Directed by Conor Bagley
Starring Michael Mellamphy

Through February 26, 2023
Irish Repertory Theatre
132 West 22nd Street

Also at Irish Rep:
Endgame By Samuel Beckett
Directed by Ciarán O’Reilly
With Bill Irwin, John Douglas Thompson, Joe Grifasi, and Patrice Johnson Chevannes  
January 25 – March 12, 2023

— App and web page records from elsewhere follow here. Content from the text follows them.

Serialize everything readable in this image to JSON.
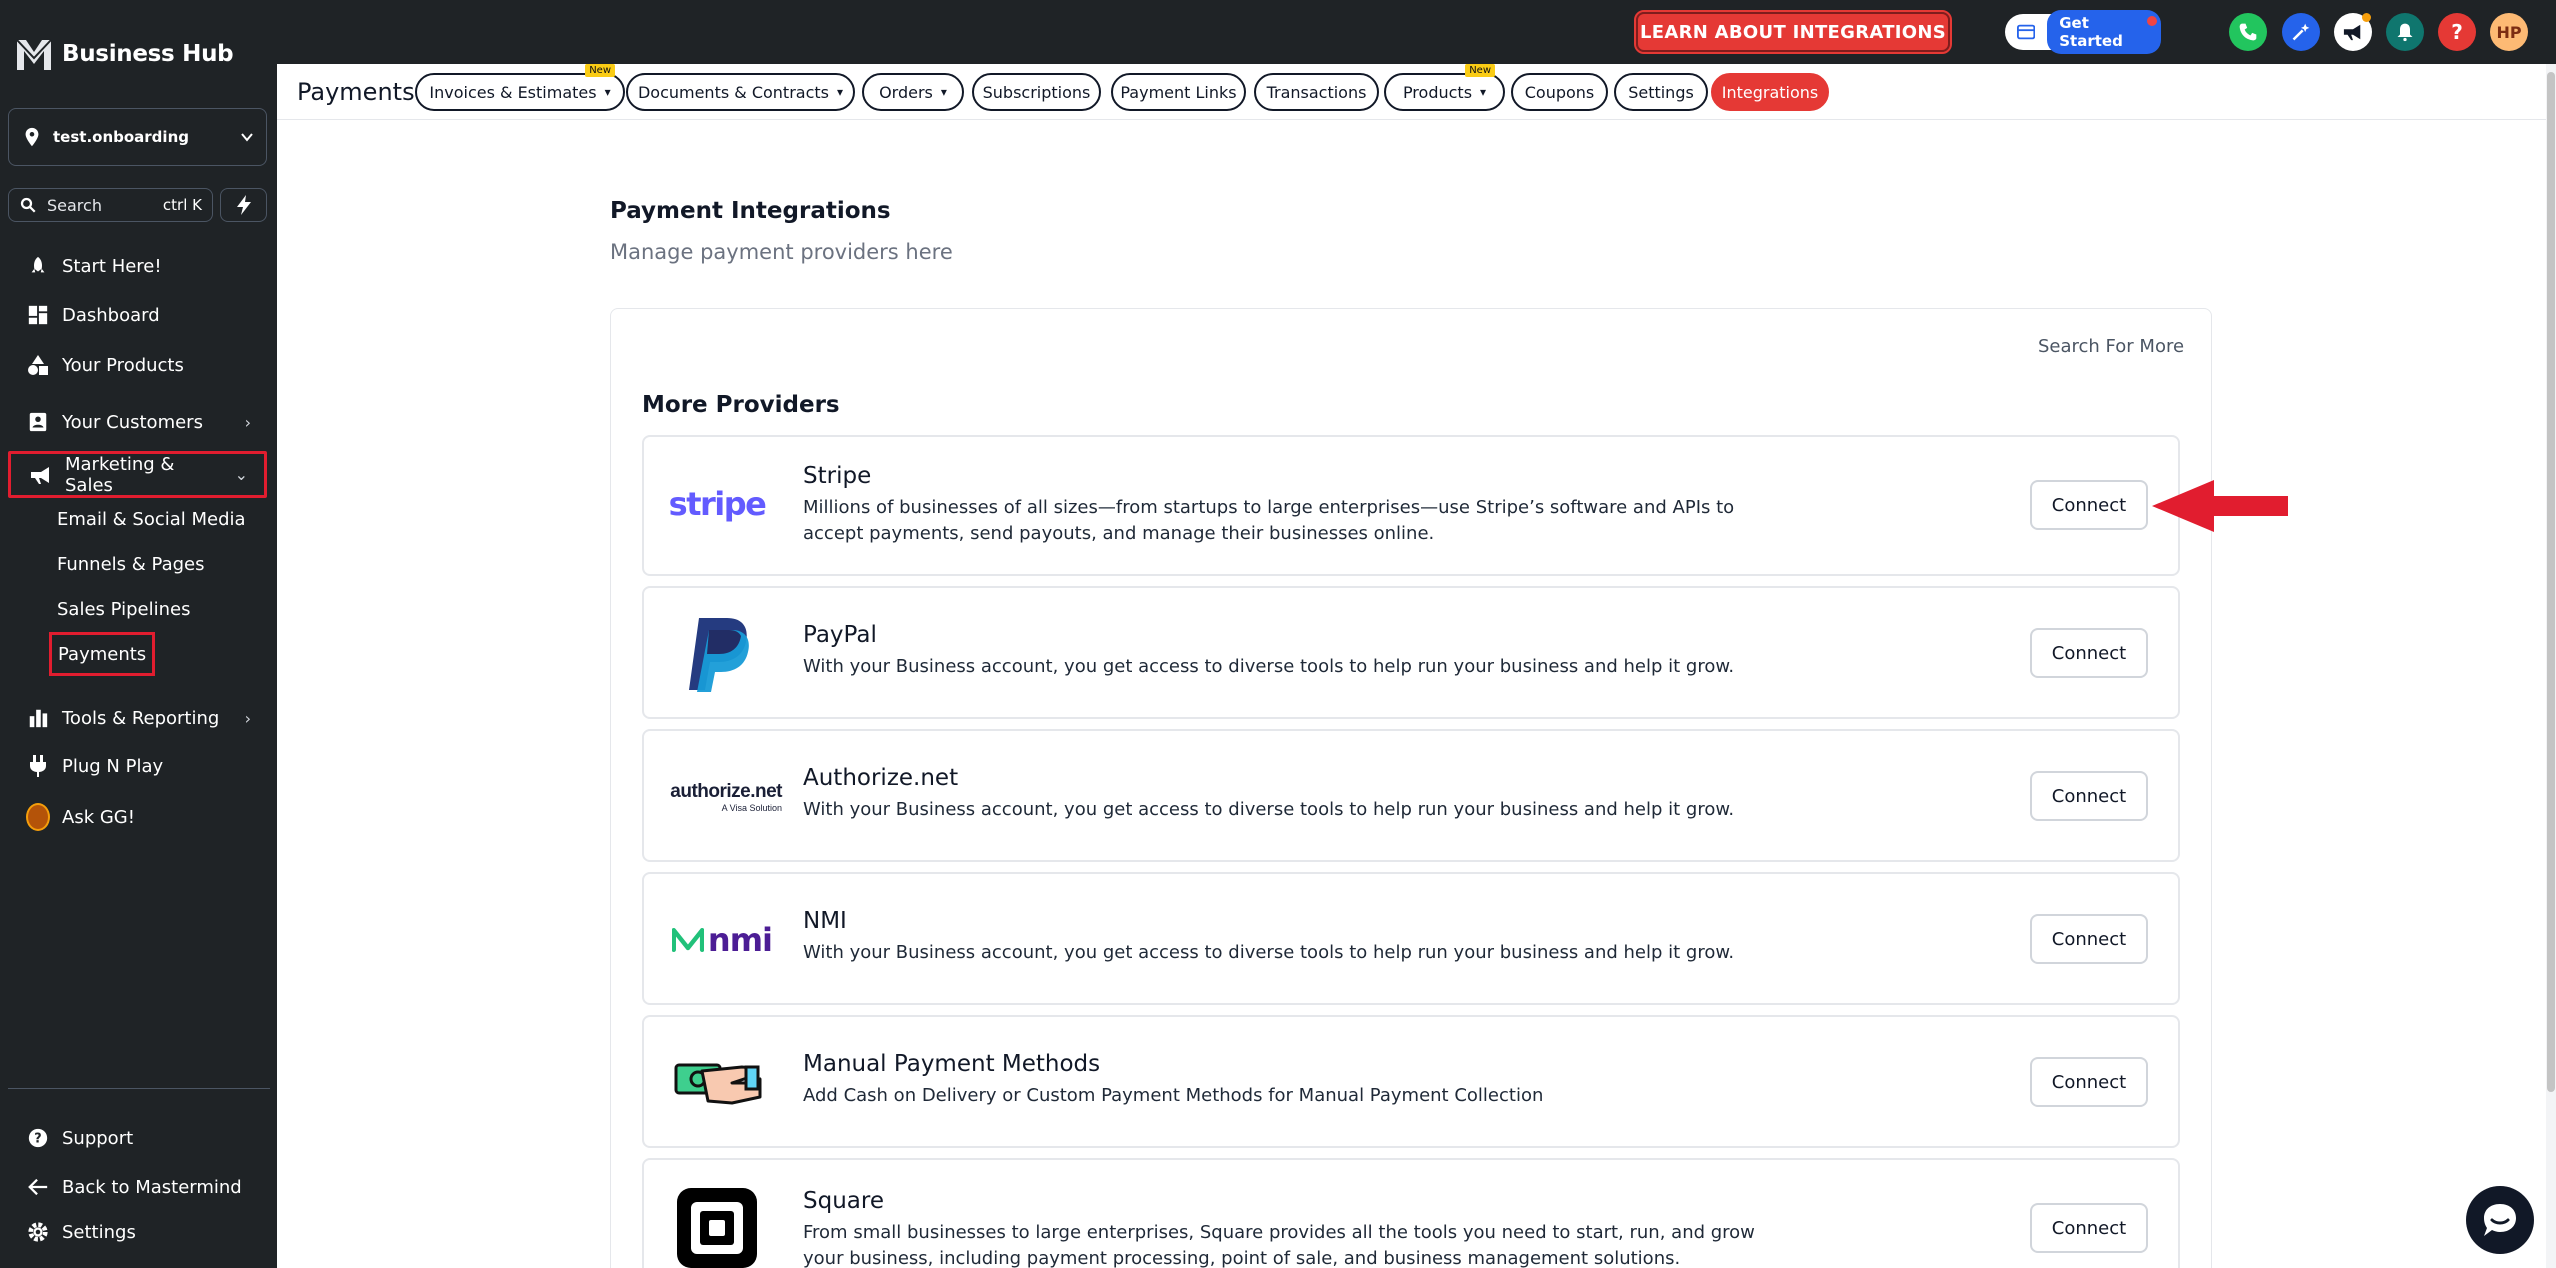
{
  "app": {
    "name": "Business Hub"
  },
  "sidebar": {
    "location": "test.onboarding",
    "search": {
      "label": "Search",
      "shortcut": "ctrl K"
    },
    "items": [
      {
        "label": "Start Here!",
        "icon": "rocket-icon"
      },
      {
        "label": "Dashboard",
        "icon": "dashboard-icon"
      },
      {
        "label": "Your Products",
        "icon": "shapes-icon"
      },
      {
        "label": "Your Customers",
        "icon": "contacts-icon"
      },
      {
        "label": "Marketing & Sales",
        "icon": "megaphone-icon"
      },
      {
        "label": "Tools & Reporting",
        "icon": "bar-chart-icon"
      },
      {
        "label": "Plug N Play",
        "icon": "plug-icon"
      },
      {
        "label": "Ask GG!",
        "icon": "avatar-icon"
      }
    ],
    "subitems": [
      "Email & Social Media",
      "Funnels & Pages",
      "Sales Pipelines",
      "Payments"
    ],
    "footer": [
      {
        "label": "Support",
        "icon": "help-circle-icon"
      },
      {
        "label": "Back to Mastermind",
        "icon": "arrow-left-icon"
      },
      {
        "label": "Settings",
        "icon": "gear-icon"
      }
    ]
  },
  "topbar": {
    "learn_label": "LEARN ABOUT INTEGRATIONS",
    "get_started_label": "Get Started",
    "help_label": "?",
    "avatar_initials": "HP"
  },
  "tabbar": {
    "title": "Payments",
    "tabs": [
      {
        "label": "Invoices & Estimates",
        "badge": "New"
      },
      {
        "label": "Documents & Contracts"
      },
      {
        "label": "Orders"
      },
      {
        "label": "Subscriptions"
      },
      {
        "label": "Payment Links"
      },
      {
        "label": "Transactions"
      },
      {
        "label": "Products",
        "badge": "New"
      },
      {
        "label": "Coupons"
      },
      {
        "label": "Settings"
      },
      {
        "label": "Integrations"
      }
    ]
  },
  "main": {
    "title": "Payment Integrations",
    "subtitle": "Manage payment providers here",
    "search_more": "Search For More",
    "section_title": "More Providers",
    "connect_label": "Connect",
    "providers": [
      {
        "name": "Stripe",
        "logo_text": "stripe",
        "description": "Millions of businesses of all sizes—from startups to large enterprises—use Stripe’s software and APIs to accept payments, send payouts, and manage their businesses online."
      },
      {
        "name": "PayPal",
        "description": "With your Business account, you get access to diverse tools to help run your business and help it grow."
      },
      {
        "name": "Authorize.net",
        "logo_text": "authorize.net",
        "logo_subtext": "A Visa Solution",
        "description": "With your Business account, you get access to diverse tools to help run your business and help it grow."
      },
      {
        "name": "NMI",
        "logo_text": "nmi",
        "description": "With your Business account, you get access to diverse tools to help run your business and help it grow."
      },
      {
        "name": "Manual Payment Methods",
        "description": "Add Cash on Delivery or Custom Payment Methods for Manual Payment Collection"
      },
      {
        "name": "Square",
        "description": "From small businesses to large enterprises, Square provides all the tools you need to start, run, and grow your business, including payment processing, point of sale, and business management solutions."
      }
    ]
  },
  "colors": {
    "sidebar_bg": "#1f2326",
    "accent_red": "#e53935",
    "stripe_purple": "#635bff",
    "paypal_dark": "#253b80",
    "paypal_light": "#179bd7"
  }
}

About Alix Cohen (1471 Articles)
Alix Cohen is the recipient of ten New York Press Club Awards for work published on this venue. Her writing history began with poetry, segued into lyrics and took a commercial detour while holding executive positions in product development, merchandising, and design. A cultural sponge, she now turns her diverse personal and professional background to authoring pieces about culture/the arts with particular interest in artists/performers and entrepreneurs. Theater, music, art/design are lifelong areas of study and passion. She is a voting member of Drama Desk and Drama League. Alix’s professional experience in women’s fashion fuels writing in that area. Besides Woman Around Town, the journalist writes for Cabaret Scenes, Broadway World, TheaterLife, and Theater Pizzazz. Additional pieces have been published by The New York Post, The National Observer’s Playground Magazine, Pasadena Magazine, Times Square Chronicles, and ifashionnetwork. She lives in Manhattan. Of course.